Lacker: Heck No, We Won't Go (Just Yet?)
Richmond Fed President Lacker is the first Fed official to speak publicly about the recent discount rate cut, liquidity issues and the prospects for FOMC federal funds rate policy. I would assume that his comments were cleared by Fed Chairman Bernanke before being delivered to us. Lacker could have saved his breath about discount policy and liquidity challenges. What enquiring minds really want to know is whether the FOMC intends to cut its federal funds rate target at or before its September 18 meeting. Of course, President Lacker did not comment directly on this. But he reiterated the Poole rhetoric that the FOMC saw no need to cut its fed funds rate target unless it had evidence that the financial market turmoil was spilling over into real economic performance. Although allowing how the risks to the real economy had increased in recent weeks, Lacker remained sanguine about the outlook for continued growth.

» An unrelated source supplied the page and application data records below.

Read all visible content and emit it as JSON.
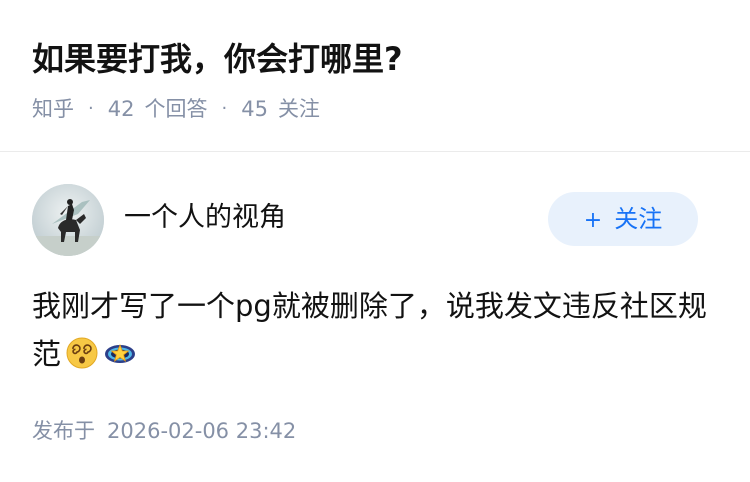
{
  "question": {
    "title": "如果要打我，你会打哪里?",
    "source": "知乎",
    "answer_count": "42",
    "answer_label": "个回答",
    "follow_count": "45",
    "follow_label": "关注"
  },
  "answer": {
    "author": {
      "name": "一个人的视角",
      "avatar_icon": "avatar-horse-rider-icon"
    },
    "follow_button": {
      "plus": "+",
      "label": "关注"
    },
    "content": "我刚才写了一个pg就被删除了，说我发文违反社区规范",
    "emojis": [
      "dizzy-face-icon",
      "star-ring-icon"
    ],
    "publish_label": "发布于",
    "publish_time": "2026-02-06 23:42"
  },
  "colors": {
    "title": "#121212",
    "meta": "#8590a6",
    "follow_bg": "#e8f1fc",
    "follow_text": "#1772f6"
  }
}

Lacker's comments suggest to me that the Bernanke FOMC is more reluctant to cut the federal funds target in the face of financial market turmoil than was the Greenspan FOMC. I think the Federal Reserve is a little bit ashamed of the funds rate cuts back in the fall of 1998 when LTCM was experiencing its liquidity challenge. And to be fair to Greenspan, back in the fall of 1998, the U.S was clearly the only global economic locomotive out there. Today, for the time being, many other regions of the world economy appear to be doing quite well.

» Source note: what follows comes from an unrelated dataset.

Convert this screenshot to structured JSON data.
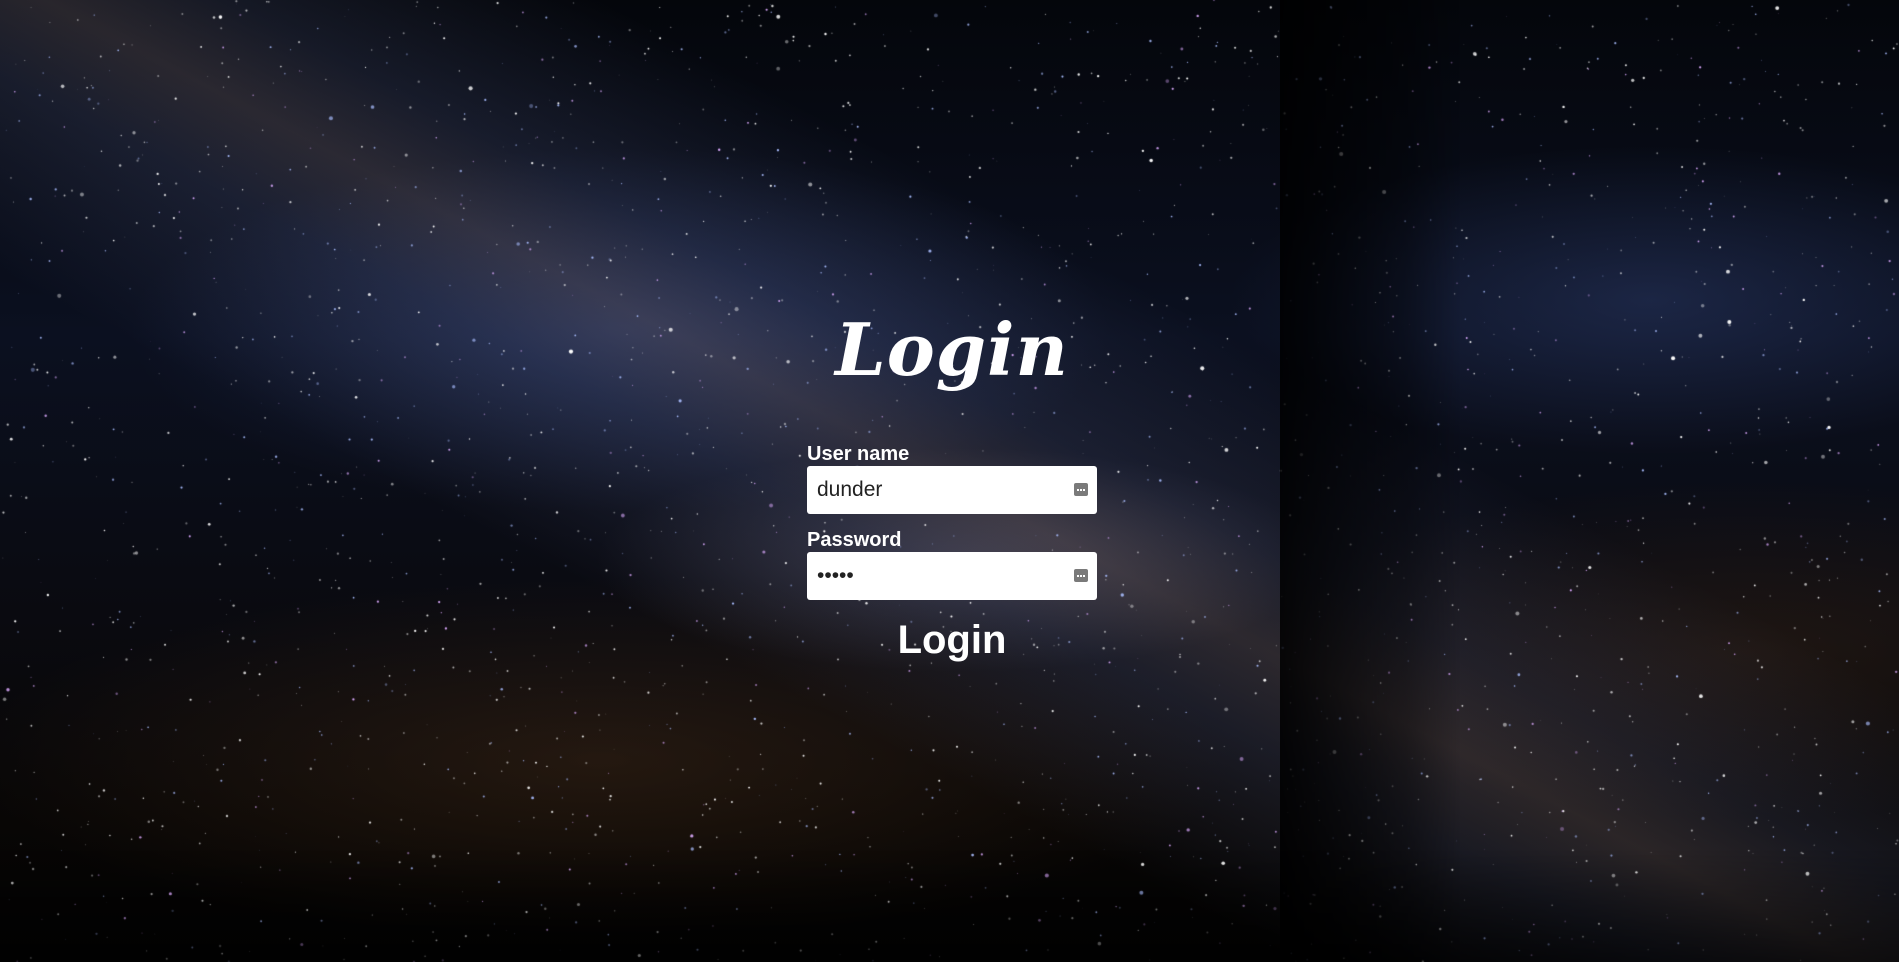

Although reluctant to cut its fed funds target, this doesn't mean that the FOMC won't cut short of a Poole calamity. But it needs information that post-August 10 economic activity has taken a decided turn for the worse. The University of Michigan early-August consumer sentiment survey is suggestive of a turn for the worse, but surveys of this type are notoriously unreliable. The weekly ICSC-UBS retail sales survey perked up a little for the week ended August 18, with the index increasing a modest 0.25% after declines in each of the previous two weeks. But this survey, too, is not very reliable. Perhaps the most important upcoming reports for guiding near-term FOMC policy will be August car/truck sales and the August ISM manufacturing survey. GM reported better-than-expected sales for the first ten days of the month. But if their and their competitors' sales have fallen off a cliff in the remaining 20 days of August, then the FOMC might opt for a 25 b.p. cut in its funds rate target at the September 18 meeting. Similarly, a sharp drop in the ISM manufacturing index could be the catalyst for a cut in the FOMC's funds rate target.
I am confident that the FOMC will lower its federal funds rate target before year-end, but I am not as confident it will occur on or before the September 18 FOMC meeting. As mentioned above, the FOMC appears reluctant to cut. It very well may be that the evidence that the U.S. economy is flirting with a recession is not forthcoming until after the September 18 FOMC meeting. As a result, I continue to believe that the FOMC's fed funds rate target will not be lowered de jure until its October 30-31 meeting. If I am right, there is going to be severe "disappointment" in the financial markets at 2:15 pm EDT on September 18, which, in turn, will increase the probabilities of an October 31 cut in the target rate.